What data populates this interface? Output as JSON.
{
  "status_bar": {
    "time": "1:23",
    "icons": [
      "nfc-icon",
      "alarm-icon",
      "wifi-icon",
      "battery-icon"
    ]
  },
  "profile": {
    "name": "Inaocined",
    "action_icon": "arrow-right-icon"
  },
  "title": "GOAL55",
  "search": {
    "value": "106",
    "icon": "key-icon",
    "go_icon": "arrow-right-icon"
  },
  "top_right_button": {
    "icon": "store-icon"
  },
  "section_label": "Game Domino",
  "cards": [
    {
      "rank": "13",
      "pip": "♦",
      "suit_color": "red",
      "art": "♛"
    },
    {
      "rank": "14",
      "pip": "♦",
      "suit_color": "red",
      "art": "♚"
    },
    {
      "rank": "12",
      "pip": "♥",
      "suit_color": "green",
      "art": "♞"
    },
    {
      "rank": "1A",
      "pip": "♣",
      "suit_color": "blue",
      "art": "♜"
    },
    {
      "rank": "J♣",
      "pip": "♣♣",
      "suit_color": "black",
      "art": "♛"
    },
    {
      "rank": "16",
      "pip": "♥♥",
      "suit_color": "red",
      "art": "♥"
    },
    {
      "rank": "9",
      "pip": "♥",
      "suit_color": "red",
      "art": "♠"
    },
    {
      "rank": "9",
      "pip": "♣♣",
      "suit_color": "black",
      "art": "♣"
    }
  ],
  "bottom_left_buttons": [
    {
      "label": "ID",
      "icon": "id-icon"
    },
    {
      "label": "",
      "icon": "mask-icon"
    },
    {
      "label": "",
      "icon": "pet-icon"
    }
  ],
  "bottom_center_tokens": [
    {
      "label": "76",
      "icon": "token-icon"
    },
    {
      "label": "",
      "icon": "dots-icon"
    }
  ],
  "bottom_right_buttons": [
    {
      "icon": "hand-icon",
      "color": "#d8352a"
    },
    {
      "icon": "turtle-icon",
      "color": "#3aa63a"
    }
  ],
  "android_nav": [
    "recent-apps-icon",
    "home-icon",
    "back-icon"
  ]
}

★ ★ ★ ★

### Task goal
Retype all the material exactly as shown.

### Exercise result
What data populates this interface? Output as JSON.
{
  "status_bar": {
    "time": "1:23",
    "icons": [
      "nfc-icon",
      "alarm-icon",
      "wifi-icon",
      "battery-icon"
    ]
  },
  "profile": {
    "name": "Inaocined",
    "action_icon": "arrow-right-icon"
  },
  "title": "GOAL55",
  "search": {
    "value": "106",
    "icon": "key-icon",
    "go_icon": "arrow-right-icon"
  },
  "top_right_button": {
    "icon": "store-icon"
  },
  "section_label": "Game Domino",
  "cards": [
    {
      "rank": "13",
      "pip": "♦",
      "suit_color": "red",
      "art": "♛"
    },
    {
      "rank": "14",
      "pip": "♦",
      "suit_color": "red",
      "art": "♚"
    },
    {
      "rank": "12",
      "pip": "♥",
      "suit_color": "green",
      "art": "♞"
    },
    {
      "rank": "1A",
      "pip": "♣",
      "suit_color": "blue",
      "art": "♜"
    },
    {
      "rank": "J♣",
      "pip": "♣♣",
      "suit_color": "black",
      "art": "♛"
    },
    {
      "rank": "16",
      "pip": "♥♥",
      "suit_color": "red",
      "art": "♥"
    },
    {
      "rank": "9",
      "pip": "♥",
      "suit_color": "red",
      "art": "♠"
    },
    {
      "rank": "9",
      "pip": "♣♣",
      "suit_color": "black",
      "art": "♣"
    }
  ],
  "bottom_left_buttons": [
    {
      "label": "ID",
      "icon": "id-icon"
    },
    {
      "label": "",
      "icon": "mask-icon"
    },
    {
      "label": "",
      "icon": "pet-icon"
    }
  ],
  "bottom_center_tokens": [
    {
      "label": "76",
      "icon": "token-icon"
    },
    {
      "label": "",
      "icon": "dots-icon"
    }
  ],
  "bottom_right_buttons": [
    {
      "icon": "hand-icon",
      "color": "#d8352a"
    },
    {
      "icon": "turtle-icon",
      "color": "#3aa63a"
    }
  ],
  "android_nav": [
    "recent-apps-icon",
    "home-icon",
    "back-icon"
  ]
}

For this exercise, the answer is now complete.